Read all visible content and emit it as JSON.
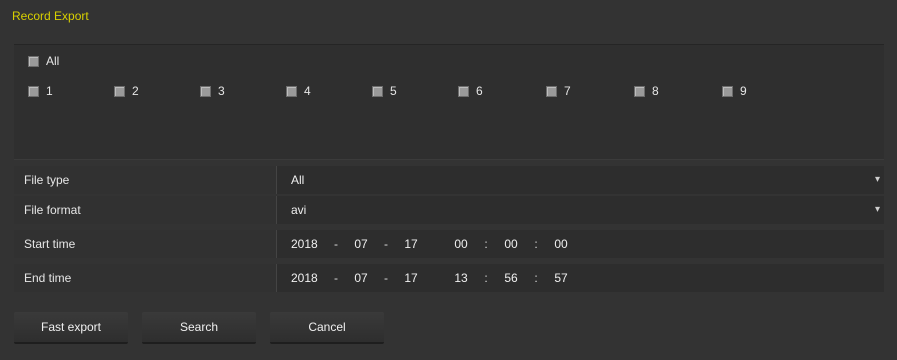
{
  "window": {
    "title": "Record Export"
  },
  "channels": {
    "all_label": "All",
    "items": [
      {
        "label": "1"
      },
      {
        "label": "2"
      },
      {
        "label": "3"
      },
      {
        "label": "4"
      },
      {
        "label": "5"
      },
      {
        "label": "6"
      },
      {
        "label": "7"
      },
      {
        "label": "8"
      },
      {
        "label": "9"
      }
    ]
  },
  "form": {
    "file_type": {
      "label": "File type",
      "value": "All"
    },
    "file_format": {
      "label": "File format",
      "value": "avi"
    },
    "start_time": {
      "label": "Start time",
      "year": "2018",
      "month": "07",
      "day": "17",
      "hour": "00",
      "minute": "00",
      "second": "00"
    },
    "end_time": {
      "label": "End time",
      "year": "2018",
      "month": "07",
      "day": "17",
      "hour": "13",
      "minute": "56",
      "second": "57"
    },
    "date_sep": "-",
    "time_sep": ":"
  },
  "buttons": {
    "fast_export": "Fast export",
    "search": "Search",
    "cancel": "Cancel"
  },
  "colors": {
    "title": "#d8d000",
    "background": "#333333"
  }
}
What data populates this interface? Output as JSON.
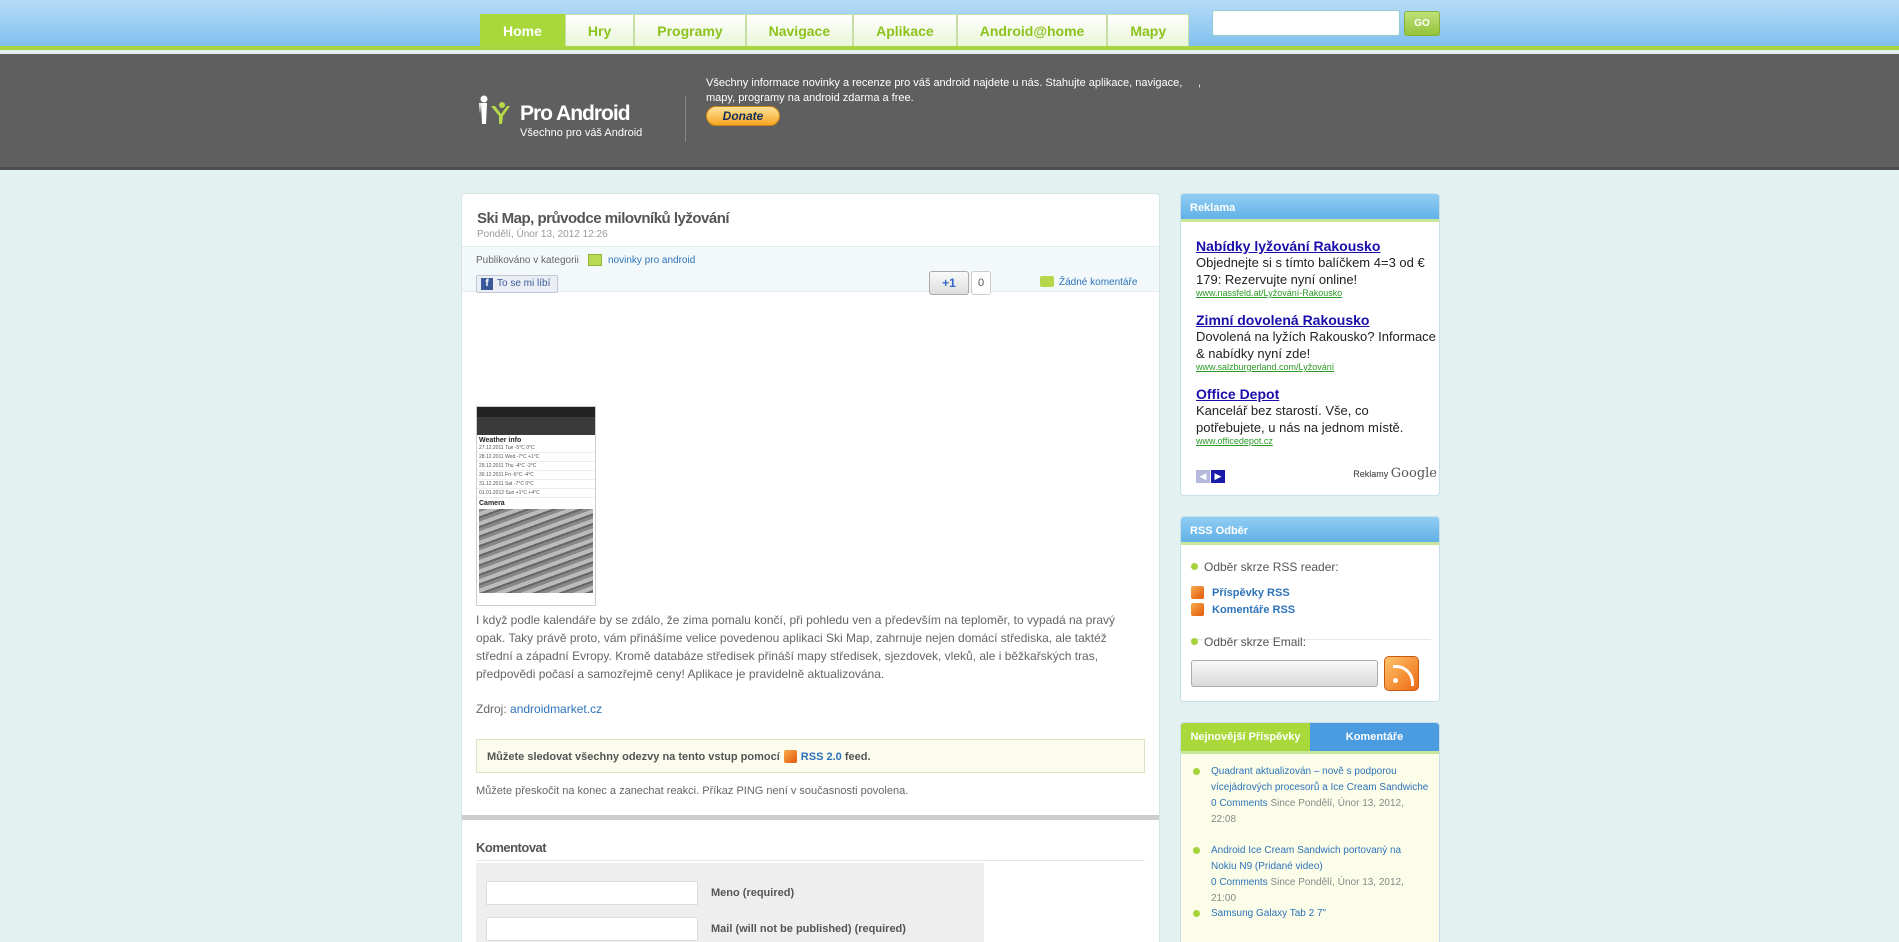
{
  "nav": {
    "items": [
      "Home",
      "Hry",
      "Programy",
      "Navigace",
      "Aplikace",
      "Android@home",
      "Mapy"
    ],
    "active": "Home",
    "search_placeholder": "",
    "go_label": "GO"
  },
  "header": {
    "site_title": "Pro Android",
    "tagline": "Všechno pro váš Android",
    "info": "Všechny informace novinky a recenze pro váš android najdete u nás. Stahujte aplikace, navigace, mapy, programy na android zdarma a free.",
    "info_comma": ",",
    "donate_label": "Donate"
  },
  "post": {
    "title": "Ski Map, průvodce milovníků lyžování",
    "date": "Pondělí, Únor 13, 2012 12:26",
    "published_in": "Publikováno v kategorii",
    "category": "novinky pro android",
    "like_label": "To se mi líbí",
    "plusone_label": "+1",
    "plusone_count": "0",
    "comments_link": "Žádné komentáře",
    "screenshot": {
      "weather_title": "Weather info",
      "weather_rows": [
        "27.12.2011 Tue  -5°C  0°C",
        "28.12.2011 Wed  -7°C  +1°C",
        "29.12.2011 Thu  -4°C  -2°C",
        "30.12.2011 Fri  -6°C  -4°C",
        "31.12.2011 Sat  -7°C  0°C",
        "01.01.2012 Sun  +1°C  +4°C"
      ],
      "camera_title": "Camera"
    },
    "body": "I když podle kalendáře by se zdálo, že zima pomalu končí, při pohledu ven a především na teploměr, to vypadá na pravý opak. Taky právě proto, vám přinášíme velice povedenou aplikaci Ski Map, zahrnuje nejen domácí střediska, ale taktéž střední a západní Evropy. Kromě databáze středisek přináší mapy středisek, sjezdovek, vleků, ale i běžkařských tras, předpovědi počasí a samozřejmě ceny! Aplikace je pravidelně aktualizována.",
    "source_label": "Zdroj:",
    "source_link": "androidmarket.cz",
    "follow_text": "Můžete sledovat všechny odezvy na tento vstup pomocí",
    "follow_link": "RSS 2.0",
    "follow_suffix": "feed.",
    "skip_text": "Můžete přeskočit na konec a zanechat reakci. Příkaz PING není v současnosti povolena."
  },
  "comment_form": {
    "heading": "Komentovat",
    "name_label": "Meno (required)",
    "mail_label": "Mail (will not be published) (required)"
  },
  "sidebar": {
    "ads_title": "Reklama",
    "ads": [
      {
        "title": "Nabídky lyžování Rakousko",
        "text": "Objednejte si s tímto balíčkem 4=3 od € 179: Rezervujte nyní online!",
        "url": "www.nassfeld.at/Lyžování-Rakousko"
      },
      {
        "title": "Zimní dovolená Rakousko",
        "text": "Dovolená na lyžích Rakousko? Informace & nabídky nyní zde!",
        "url": "www.salzburgerland.com/Lyžování"
      },
      {
        "title": "Office Depot",
        "text": "Kancelář bez starostí. Vše, co potřebujete, u nás na jednom místě.",
        "url": "www.officedepot.cz"
      }
    ],
    "ads_footer": "Reklamy",
    "ads_brand": "Google",
    "rss_title": "RSS Odběr",
    "rss_reader": "Odběr skrze RSS reader:",
    "rss_posts": "Příspěvky RSS",
    "rss_comments": "Komentáře RSS",
    "rss_email": "Odběr skrze Email:",
    "tab_recent": "Nejnovější Příspěvky",
    "tab_comments": "Komentáře",
    "recent": [
      {
        "title": "Quadrant aktualizován – nově s podporou vícejádrových procesorů a Ice Cream Sandwiche",
        "comments": "0 Comments",
        "since": "Since Pondělí, Únor 13, 2012, 22:08"
      },
      {
        "title": "Android Ice Cream Sandwich portovaný na Nokiu N9 (Pridané video)",
        "comments": "0 Comments",
        "since": "Since Pondělí, Únor 13, 2012, 21:00"
      },
      {
        "title": "Samsung Galaxy Tab 2 7\"",
        "comments": "",
        "since": ""
      }
    ]
  }
}
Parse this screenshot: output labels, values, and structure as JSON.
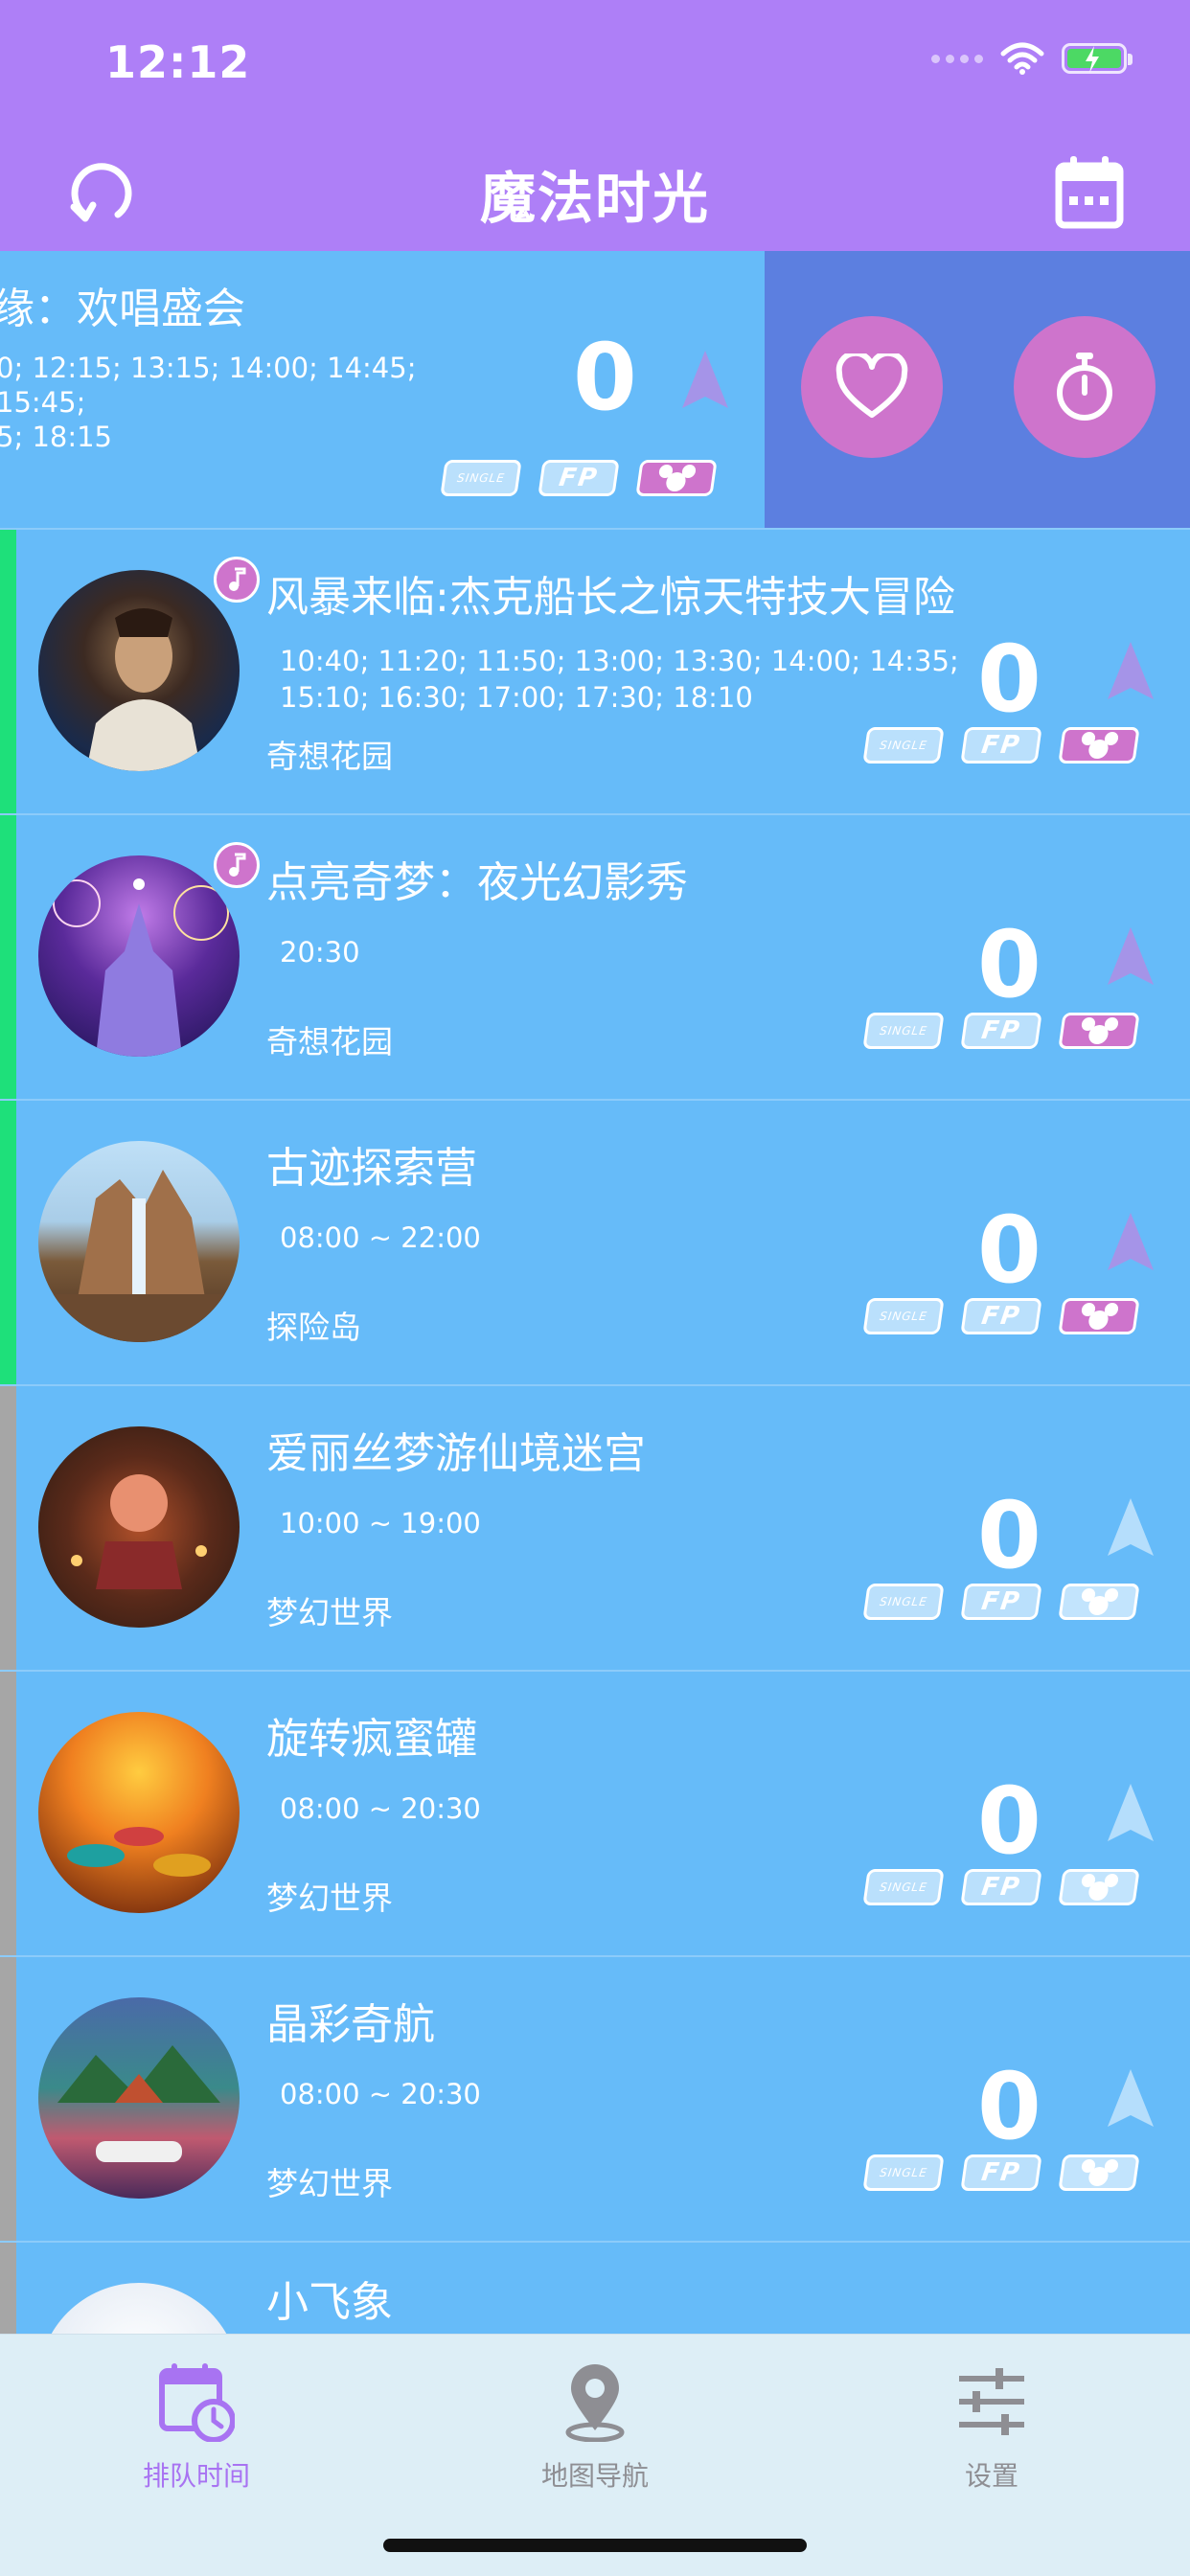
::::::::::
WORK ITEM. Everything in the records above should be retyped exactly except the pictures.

OUTPUT OF THE EXERCISE.
Read all visible content and emit it as JSON.
{
  "window": {
    "title": "Record Export"
  },
  "channels": {
    "all_label": "All",
    "items": [
      {
        "label": "1"
      },
      {
        "label": "2"
      },
      {
        "label": "3"
      },
      {
        "label": "4"
      },
      {
        "label": "5"
      },
      {
        "label": "6"
      },
      {
        "label": "7"
      },
      {
        "label": "8"
      },
      {
        "label": "9"
      }
    ]
  },
  "form": {
    "file_type": {
      "label": "File type",
      "value": "All"
    },
    "file_format": {
      "label": "File format",
      "value": "avi"
    },
    "start_time": {
      "label": "Start time",
      "year": "2018",
      "month": "07",
      "day": "17",
      "hour": "00",
      "minute": "00",
      "second": "00"
    },
    "end_time": {
      "label": "End time",
      "year": "2018",
      "month": "07",
      "day": "17",
      "hour": "13",
      "minute": "56",
      "second": "57"
    },
    "date_sep": "-",
    "time_sep": ":"
  },
  "buttons": {
    "fast_export": "Fast export",
    "search": "Search",
    "cancel": "Cancel"
  },
  "colors": {
    "title": "#d8d000",
    "background": "#333333"
  }
}
What data populates this interface? Output as JSON.
{
  "nav": {
    "items": [
      "Home",
      "Hry",
      "Programy",
      "Navigace",
      "Aplikace",
      "Android@home",
      "Mapy"
    ],
    "active": "Home",
    "search_placeholder": "",
    "go_label": "GO"
  },
  "header": {
    "site_title": "Pro Android",
    "tagline": "Všechno pro váš Android",
    "info": "Všechny informace novinky a recenze pro váš android najdete u nás. Stahujte aplikace, navigace, mapy, programy na android zdarma a free.",
    "info_comma": ",",
    "donate_label": "Donate"
  },
  "post": {
    "title": "Ski Map, průvodce milovníků lyžování",
    "date": "Pondělí, Únor 13, 2012 12:26",
    "published_in": "Publikováno v kategorii",
    "category": "novinky pro android",
    "like_label": "To se mi líbí",
    "plusone_label": "+1",
    "plusone_count": "0",
    "comments_link": "Žádné komentáře",
    "screenshot": {
      "weather_title": "Weather info",
      "weather_rows": [
        "27.12.2011 Tue  -5°C  0°C",
        "28.12.2011 Wed  -7°C  +1°C",
        "29.12.2011 Thu  -4°C  -2°C",
        "30.12.2011 Fri  -6°C  -4°C",
        "31.12.2011 Sat  -7°C  0°C",
        "01.01.2012 Sun  +1°C  +4°C"
      ],
      "camera_title": "Camera"
    },
    "body": "I když podle kalendáře by se zdálo, že zima pomalu končí, při pohledu ven a především na teploměr, to vypadá na pravý opak. Taky právě proto, vám přinášíme velice povedenou aplikaci Ski Map, zahrnuje nejen domácí střediska, ale taktéž střední a západní Evropy. Kromě databáze středisek přináší mapy středisek, sjezdovek, vleků, ale i běžkařských tras, předpovědi počasí a samozřejmě ceny! Aplikace je pravidelně aktualizována.",
    "source_label": "Zdroj:",
    "source_link": "androidmarket.cz",
    "follow_text": "Můžete sledovat všechny odezvy na tento vstup pomocí",
    "follow_link": "RSS 2.0",
    "follow_suffix": "feed.",
    "skip_text": "Můžete přeskočit na konec a zanechat reakci. Příkaz PING není v současnosti povolena."
  },
  "comment_form": {
    "heading": "Komentovat",
    "name_label": "Meno (required)",
    "mail_label": "Mail (will not be published) (required)"
  },
  "sidebar": {
    "ads_title": "Reklama",
    "ads": [
      {
        "title": "Nabídky lyžování Rakousko",
        "text": "Objednejte si s tímto balíčkem 4=3 od € 179: Rezervujte nyní online!",
        "url": "www.nassfeld.at/Lyžování-Rakousko"
      },
      {
        "title": "Zimní dovolená Rakousko",
        "text": "Dovolená na lyžích Rakousko? Informace & nabídky nyní zde!",
        "url": "www.salzburgerland.com/Lyžování"
      },
      {
        "title": "Office Depot",
        "text": "Kancelář bez starostí. Vše, co potřebujete, u nás na jednom místě.",
        "url": "www.officedepot.cz"
      }
    ],
    "ads_footer": "Reklamy",
    "ads_brand": "Google",
    "rss_title": "RSS Odběr",
    "rss_reader": "Odběr skrze RSS reader:",
    "rss_posts": "Příspěvky RSS",
    "rss_comments": "Komentáře RSS",
    "rss_email": "Odběr skrze Email:",
    "tab_recent": "Nejnovější Příspěvky",
    "tab_comments": "Komentáře",
    "recent": [
      {
        "title": "Quadrant aktualizován – nově s podporou vícejádrových procesorů a Ice Cream Sandwiche",
        "comments": "0 Comments",
        "since": "Since Pondělí, Únor 13, 2012, 22:08"
      },
      {
        "title": "Android Ice Cream Sandwich portovaný na Nokiu N9 (Pridané video)",
        "comments": "0 Comments",
        "since": "Since Pondělí, Únor 13, 2012, 21:00"
      },
      {
        "title": "Samsung Galaxy Tab 2 7\"",
        "comments": "",
        "since": ""
      }
    ]
  }
}
Parse this screenshot: output labels, values, and structure as JSON.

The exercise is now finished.